The ACT government has been told to improve its strategic IT planning efforts after the territory's audit office labelled its attempts to do so through the 2016 digital strategy ineffective.
Auditor-general Michael Harris on Friday identified shortcomings with IT strategic planning [pdf] at both the whole of government level and across the government’s seven directorates.
It comes just months after the territory’s strategic board identified one in five critical government systems as “not fit for purpose” and requiring immediate investment.
The audit found a series of initiatives to improve whole of government IT strategic planning through the territory’s key IT planning document “have not been effective”.
It said the digital strategy, delivered by Canberra’s former chief digital officer Jon Cumming, contained “little ... information on the practical implications of the ACT government’s vision for ICT” beyond high-level vision statements.
The strategy also fails to help directorates understand how they should use the information it does provide “to inform, or be translated into, directorate-specific ICT strategic planning processes and documents”.
There is similarly no detail on the current state of the government IT capabilities or the technology to be acquired during the strategy's tenure.

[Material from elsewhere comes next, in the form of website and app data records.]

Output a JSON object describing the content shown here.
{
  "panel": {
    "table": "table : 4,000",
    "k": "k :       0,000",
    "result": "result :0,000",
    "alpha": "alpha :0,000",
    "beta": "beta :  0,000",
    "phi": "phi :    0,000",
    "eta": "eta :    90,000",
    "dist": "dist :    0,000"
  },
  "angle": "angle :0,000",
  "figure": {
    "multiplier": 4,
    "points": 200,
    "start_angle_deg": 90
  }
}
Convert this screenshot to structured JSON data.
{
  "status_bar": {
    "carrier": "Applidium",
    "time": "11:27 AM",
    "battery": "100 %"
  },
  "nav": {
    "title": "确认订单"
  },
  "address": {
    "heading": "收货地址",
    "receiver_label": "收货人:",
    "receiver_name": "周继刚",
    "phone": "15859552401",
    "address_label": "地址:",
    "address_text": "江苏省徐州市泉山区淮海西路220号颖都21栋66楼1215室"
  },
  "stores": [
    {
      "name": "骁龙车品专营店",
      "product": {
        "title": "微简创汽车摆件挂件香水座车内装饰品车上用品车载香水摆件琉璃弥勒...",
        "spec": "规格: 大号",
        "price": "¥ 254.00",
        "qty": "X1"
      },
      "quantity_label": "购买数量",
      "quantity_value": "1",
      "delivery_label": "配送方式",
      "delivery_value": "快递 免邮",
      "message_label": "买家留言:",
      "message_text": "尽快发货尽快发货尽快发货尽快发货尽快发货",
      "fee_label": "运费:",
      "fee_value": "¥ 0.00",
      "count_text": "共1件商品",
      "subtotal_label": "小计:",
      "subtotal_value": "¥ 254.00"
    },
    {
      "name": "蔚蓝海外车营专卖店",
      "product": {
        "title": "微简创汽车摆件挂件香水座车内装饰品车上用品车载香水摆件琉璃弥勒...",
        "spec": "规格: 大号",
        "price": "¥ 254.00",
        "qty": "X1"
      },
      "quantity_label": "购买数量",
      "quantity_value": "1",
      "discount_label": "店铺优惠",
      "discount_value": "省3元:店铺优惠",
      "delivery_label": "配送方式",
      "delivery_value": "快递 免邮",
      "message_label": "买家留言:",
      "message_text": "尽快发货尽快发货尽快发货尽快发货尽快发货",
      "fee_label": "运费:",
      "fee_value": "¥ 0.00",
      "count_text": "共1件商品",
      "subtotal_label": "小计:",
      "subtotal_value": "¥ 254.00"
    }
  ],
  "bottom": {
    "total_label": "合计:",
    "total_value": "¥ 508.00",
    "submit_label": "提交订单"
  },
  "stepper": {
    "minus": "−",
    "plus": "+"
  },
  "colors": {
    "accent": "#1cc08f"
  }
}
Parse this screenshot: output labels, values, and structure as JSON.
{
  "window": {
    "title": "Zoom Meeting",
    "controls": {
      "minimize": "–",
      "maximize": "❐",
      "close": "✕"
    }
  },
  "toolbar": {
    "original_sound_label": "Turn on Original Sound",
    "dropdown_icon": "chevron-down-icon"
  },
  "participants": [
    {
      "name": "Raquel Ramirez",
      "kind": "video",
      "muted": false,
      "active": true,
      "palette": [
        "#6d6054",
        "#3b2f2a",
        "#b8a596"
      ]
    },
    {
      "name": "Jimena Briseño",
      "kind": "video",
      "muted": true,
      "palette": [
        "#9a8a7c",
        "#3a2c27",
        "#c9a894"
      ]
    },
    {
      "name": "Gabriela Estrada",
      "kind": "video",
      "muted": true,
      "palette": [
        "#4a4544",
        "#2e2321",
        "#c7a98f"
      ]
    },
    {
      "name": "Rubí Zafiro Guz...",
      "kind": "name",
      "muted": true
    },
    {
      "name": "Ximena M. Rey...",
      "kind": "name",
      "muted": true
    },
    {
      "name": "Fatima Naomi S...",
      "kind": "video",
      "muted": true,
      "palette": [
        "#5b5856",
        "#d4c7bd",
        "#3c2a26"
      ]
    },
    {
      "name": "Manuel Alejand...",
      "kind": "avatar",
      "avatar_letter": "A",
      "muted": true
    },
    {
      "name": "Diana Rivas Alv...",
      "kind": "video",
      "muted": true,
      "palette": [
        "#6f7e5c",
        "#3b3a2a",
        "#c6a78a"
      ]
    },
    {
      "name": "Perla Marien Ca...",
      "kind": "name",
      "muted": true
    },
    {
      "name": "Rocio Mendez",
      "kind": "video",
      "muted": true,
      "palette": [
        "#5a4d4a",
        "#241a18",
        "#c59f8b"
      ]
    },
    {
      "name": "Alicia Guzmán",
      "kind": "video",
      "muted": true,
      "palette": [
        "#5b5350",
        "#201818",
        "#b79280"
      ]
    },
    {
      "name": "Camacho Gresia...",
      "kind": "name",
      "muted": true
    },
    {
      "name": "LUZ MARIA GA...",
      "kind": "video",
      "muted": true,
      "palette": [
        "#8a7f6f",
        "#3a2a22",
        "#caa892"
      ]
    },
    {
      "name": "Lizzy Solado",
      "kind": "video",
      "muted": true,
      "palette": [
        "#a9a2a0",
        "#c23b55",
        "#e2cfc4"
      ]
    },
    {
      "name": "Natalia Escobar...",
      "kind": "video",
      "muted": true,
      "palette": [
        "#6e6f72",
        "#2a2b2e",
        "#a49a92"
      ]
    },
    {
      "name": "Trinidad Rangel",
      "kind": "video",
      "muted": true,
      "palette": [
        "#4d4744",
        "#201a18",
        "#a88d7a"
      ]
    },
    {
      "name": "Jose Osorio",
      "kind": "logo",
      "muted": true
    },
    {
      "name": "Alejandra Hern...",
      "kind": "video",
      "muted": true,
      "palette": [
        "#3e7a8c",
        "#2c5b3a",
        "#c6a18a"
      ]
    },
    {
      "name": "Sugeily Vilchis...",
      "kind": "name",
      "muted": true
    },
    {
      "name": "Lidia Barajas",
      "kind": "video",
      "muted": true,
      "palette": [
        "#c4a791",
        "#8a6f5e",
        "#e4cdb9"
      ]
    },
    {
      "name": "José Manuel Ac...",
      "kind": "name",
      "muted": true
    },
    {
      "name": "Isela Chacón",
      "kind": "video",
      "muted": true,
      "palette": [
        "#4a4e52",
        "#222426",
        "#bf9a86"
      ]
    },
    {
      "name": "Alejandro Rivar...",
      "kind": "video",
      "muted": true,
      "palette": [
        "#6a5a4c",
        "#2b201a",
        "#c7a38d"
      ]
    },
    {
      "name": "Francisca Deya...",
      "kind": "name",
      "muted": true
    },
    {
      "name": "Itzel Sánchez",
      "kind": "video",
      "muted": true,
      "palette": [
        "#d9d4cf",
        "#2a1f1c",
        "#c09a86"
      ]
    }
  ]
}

The audit also uncovers “considerable variability and inconsistency” with the strategic IT planning processes at most directorates, though some were found to have mature processes in place.
It said this inconsistency “impairs the ability of ICT to effectively support directorate strategic goals and objectives and whole of government goals and objectives”.
“The absence of a consistent, identifiable ICT strategic planning framework, with clear roles and responsibilities, timeframes and deliverables, makes it difficult for ACT government directorates to consistently and effectively plan for ICT,” the report states.
“This increases the risk of inconsistent and inappropriate ICT planning decisions across directorates and impairs the opportunity for collaboration across directorates and the achievement of whole-of-government efficiencies and cost-savings through consistent planning and procurement decisions.”
While not explicitly stated in the audit, this could stem from poor planning at the whole of government level.
The audit recommends that the government develop and implement a strategic planning framework for IT and a whole of government IT strategic plan to sit alongside the digital strategy.
The territory's Office of the Chief Digital Officer is planning to refresh and publish a new government digital strategy during next financial year.
Critical systems requiring "immediate investment"
The auditor's finds are poignant given the audit also reveals that one in five critical government systems are in desperate need of investment.
An assessment, conducted by the Office of the Chief Digital Officer and Shared Services in January, identified twenty percent of the 50 critical government systems identified as “not fit for purpose”, with the majority of these (17) located in the Health Directorate.
“Twenty percent of systems were identified as not fit for purpose, with immediate investment required, while a further twenty percent were identified as fitting business needs, but with near term investment required,” the audit states.
The assessment was intended to gain an understanding of critical systems – or those requiring continuous availability – across all government directorates.
“The exercise was acknowledged as ‘the first step in a much larger body of work that will need to extend to Business Critical systems and beyond,” the audit states.
“This demonstrates that existing ICT strategic planning processes, including whole-of-government ICT strategic planning initiatives, have not been effective to date.”